* Data supplied:

=-=-=-=-=

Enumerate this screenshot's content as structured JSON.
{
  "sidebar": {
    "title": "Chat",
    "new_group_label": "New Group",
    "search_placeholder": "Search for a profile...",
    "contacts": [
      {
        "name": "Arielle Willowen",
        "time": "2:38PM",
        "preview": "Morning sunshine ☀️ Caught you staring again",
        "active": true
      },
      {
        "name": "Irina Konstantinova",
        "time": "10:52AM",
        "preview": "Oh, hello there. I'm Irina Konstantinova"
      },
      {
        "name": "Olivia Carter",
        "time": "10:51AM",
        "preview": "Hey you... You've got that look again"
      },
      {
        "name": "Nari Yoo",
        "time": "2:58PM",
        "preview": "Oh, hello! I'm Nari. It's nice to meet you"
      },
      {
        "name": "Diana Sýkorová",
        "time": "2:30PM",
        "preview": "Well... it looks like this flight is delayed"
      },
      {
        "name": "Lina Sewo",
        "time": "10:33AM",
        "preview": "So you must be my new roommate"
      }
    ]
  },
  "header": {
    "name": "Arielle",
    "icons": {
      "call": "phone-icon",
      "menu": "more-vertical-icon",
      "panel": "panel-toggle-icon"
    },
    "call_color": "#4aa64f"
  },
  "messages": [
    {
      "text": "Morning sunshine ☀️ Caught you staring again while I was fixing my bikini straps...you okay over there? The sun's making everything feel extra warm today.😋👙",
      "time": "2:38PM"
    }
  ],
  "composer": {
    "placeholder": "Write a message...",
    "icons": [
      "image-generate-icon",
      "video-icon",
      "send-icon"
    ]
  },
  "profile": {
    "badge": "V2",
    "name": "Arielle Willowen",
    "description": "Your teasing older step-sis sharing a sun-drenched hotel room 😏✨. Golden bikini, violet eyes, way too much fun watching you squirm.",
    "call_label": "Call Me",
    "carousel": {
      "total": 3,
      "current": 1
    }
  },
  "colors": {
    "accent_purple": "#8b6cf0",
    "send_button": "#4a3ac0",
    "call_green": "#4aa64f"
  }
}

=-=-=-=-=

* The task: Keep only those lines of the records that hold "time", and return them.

* Answer space:
        "time": "2:38PM",
        "time": "10:52AM",
        "time": "10:51AM",
        "time": "2:58PM",
        "time": "2:30PM",
        "time": "10:33AM",
      "time": "2:38PM"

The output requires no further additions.